Iain Fletcher, March 29, 2012
March 8, 2012
We have here another attempt to tame SharePoint’s content wild ponies: “MessageSolution Showcasing SharePoint Governance and eDiscovery Platform at Microsoft SharePoint Technology Conference 2012”, reports SeattlePi. The write up declares:
By integrating award-winning enterprise archiving policy with SharePoint’s record center functions, MessageSolution has created a framework to automate eDiscovery and manage risk in SharePoint distributed farms. Now SharePoint administrators can regulate compliance, remotely offload Blobs to optimize SharePoint storage space and server performance, as well as search and restore objects instantly without the need for additional IT assistance.
For those who may not know, a Blob (also written BLOB) is a Binary Large Object.

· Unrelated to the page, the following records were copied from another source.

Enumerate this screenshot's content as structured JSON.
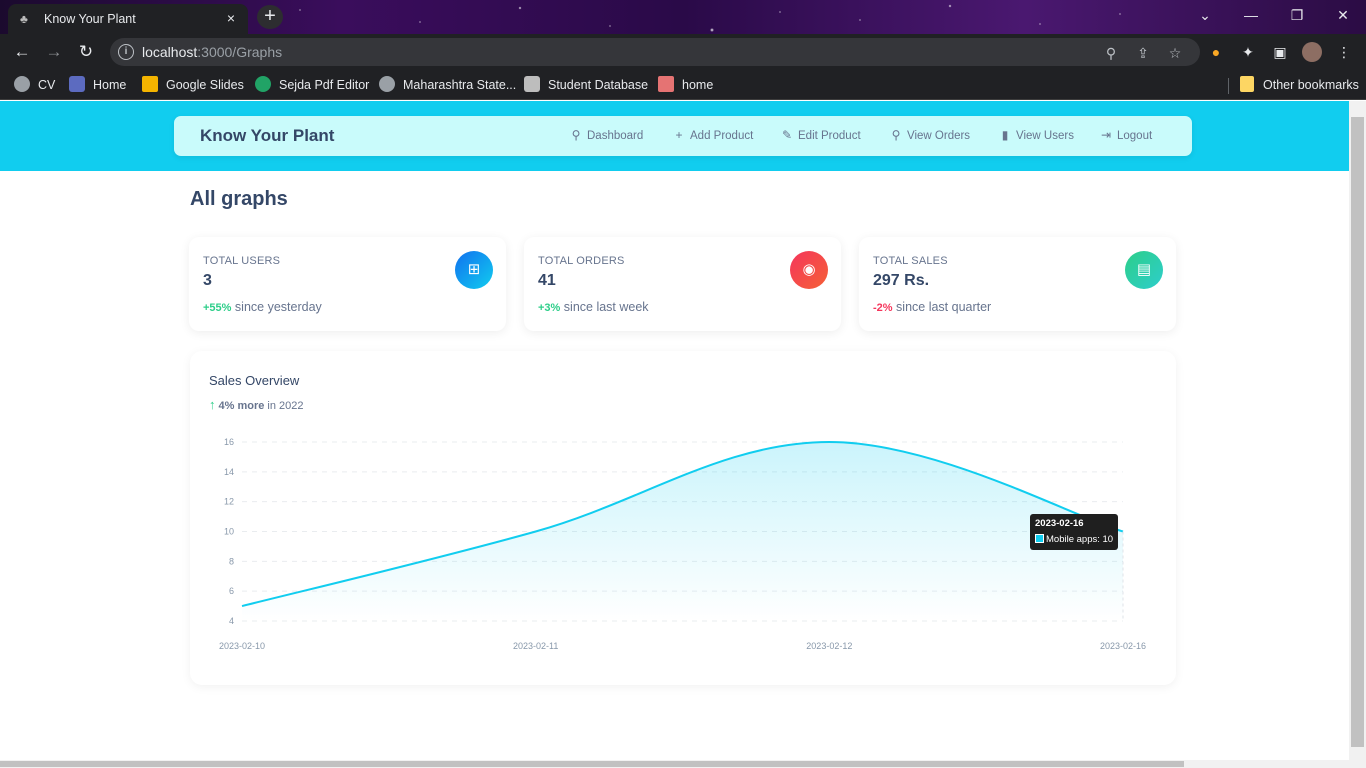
{
  "browser": {
    "tab_title": "Know Your Plant",
    "tab_close": "×",
    "new_tab": "+",
    "url_host": "localhost",
    "url_path": ":3000/Graphs",
    "bookmarks": [
      "CV",
      "Home",
      "Google Slides",
      "Sejda Pdf Editor",
      "Maharashtra State...",
      "Student Database",
      "home"
    ],
    "other_bookmarks": "Other bookmarks"
  },
  "nav": {
    "brand": "Know Your Plant",
    "links": [
      "Dashboard",
      "Add Product",
      "Edit Product",
      "View Orders",
      "View Users",
      "Logout"
    ]
  },
  "page": {
    "title": "All graphs"
  },
  "cards": [
    {
      "label": "Total Users",
      "value": "3",
      "change": "+55%",
      "change_text": " since yesterday",
      "color": "#1a9de6"
    },
    {
      "label": "Total Orders",
      "value": "41",
      "change": "+3%",
      "change_text": " since last week",
      "color": "#f5365c"
    },
    {
      "label": "Total Sales",
      "value": "297 Rs.",
      "change": "-2%",
      "change_text": " since last quarter",
      "color": "#2dce89"
    }
  ],
  "chart_card": {
    "title": "Sales Overview",
    "sub_more": "4% more",
    "sub_rest": " in 2022"
  },
  "chart_data": {
    "type": "area",
    "x": [
      "2023-02-10",
      "2023-02-11",
      "2023-02-12",
      "2023-02-16"
    ],
    "series": [
      {
        "name": "Mobile apps",
        "values": [
          5,
          10,
          16,
          10
        ],
        "color": "#11cdef"
      }
    ],
    "yticks": [
      16,
      14,
      12,
      10,
      8,
      6,
      4
    ],
    "ylim": [
      4,
      16
    ],
    "grid": true,
    "tooltip": {
      "date": "2023-02-16",
      "label": "Mobile apps: 10"
    }
  }
}
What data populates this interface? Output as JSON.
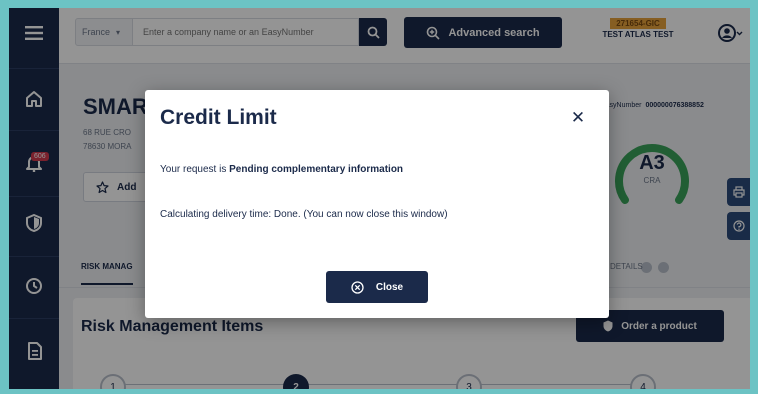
{
  "header": {
    "country": "France",
    "search_placeholder": "Enter a company name or an EasyNumber",
    "advanced_search": "Advanced search",
    "account_code": "271654-GIC",
    "account_name": "TEST ATLAS TEST"
  },
  "sidebar": {
    "items": [
      {
        "icon": "menu-icon"
      },
      {
        "icon": "home-icon"
      },
      {
        "icon": "bell-icon",
        "badge": "606"
      },
      {
        "icon": "shield-icon"
      },
      {
        "icon": "clock-icon"
      },
      {
        "icon": "document-icon"
      }
    ]
  },
  "company": {
    "name": "SMAR",
    "address_line1": "68 RUE CRO",
    "address_line2": "78630 MORA",
    "add_label": "Add",
    "easy_number_label": "EasyNumber",
    "easy_number_value": "000000076388852",
    "grade": "A3",
    "grade_label": "CRA"
  },
  "tabs": {
    "risk": "RISK MANAG",
    "details": "DETAILS"
  },
  "section": {
    "title": "Risk Management Items",
    "order_button": "Order a product",
    "steps": [
      "1",
      "2",
      "3",
      "4"
    ],
    "active_step": 2
  },
  "modal": {
    "title": "Credit Limit",
    "request_prefix": "Your request is ",
    "request_status": "Pending complementary information",
    "delivery_text": "Calculating delivery time: Done. (You can now close this window)",
    "close_button": "Close"
  },
  "colors": {
    "navy": "#1b2a4a",
    "accent_orange": "#e7a23c",
    "gauge_green": "#3aa35a",
    "frame_teal": "#6cc3c4"
  }
}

By offloading these objects from a SharePoint server using Microsoft approved EBS and RBS protocols, MessageSolution can speed up tasks in the SharePoint environment. This comes in handy when searching and restoring data for legal discovery proceedings. Furthermore, the article asserts, the tool reduces storage requirements with a high compression rate and single-instance storage.
Designed for both mid- and large-scale organizations, the product also sports a unified index; retention management; legal holds with hold notifications; a unified user interface and index; and federated search. The product’s focus on back-end design, according to the write up, means fewer hassles during installation and maintenance as well as a reduced backup time. See the article for more details.
MessageSolution’s SharePoint Management Solutions and its Enterprise eDiscovery Platform will be showcased at the 2012 SharePoint Technology Conference February 28-29 at the Union Square Hilton in San Francisco (booth #808).
Founded in 2002, MessageSolution has assembled a team of veterans from a number of other Silicon Valley enterprises. The company prides itself on providing solutions that simplify the complex processes of archiving and eDiscovery, including managing language differences, for organizations around the world.
Iain Fletcher, Search Technologies, March 8, 2012
Sponsored by Pandia.com
February 23, 2012
We came across a quite useful checklist every database architect should keep on hand. Java Code Geeks give us “20 Database Design Best Practices.” The list covers everything from the commonsense:
“Use well defined and consistent names for tables and columns (e.g. School, StudentCourse, CourseID …).”
To the more advanced:
“Normalization must be used as required, to optimize the performance. Under-normalization will cause excessive repetition of data, over-normalization will cause excessive joins across too many tables. Both of them will get worse performance.”
With a little strong opinion mixed in:
“Lack of database documentation is evil.”
If you design (or oversee those who design) databases, do yourself a favor and check it out.
Most people think of search as providing access to unstructured information. Examples of unstructured information include email, Word documents, and Excel. Our extensive work in enterprise search has spanned structured data; that is, information in a database.
Search Technologies can handle difficult content acquisition tasks when needed information is held within Microsoft SQL Server, IBM DB2, Oracle, or a similar data management system. In addition, Search Technologies can set up automated processes to handle extraction, transformation, and loading of data or subsets of data.
For more information about our capabilities to make structured and unstructured data more findable, navigate to www.searchtechnologies.com.
Iain Fletcher, February 23, 2012
Sponsored by Pandia.com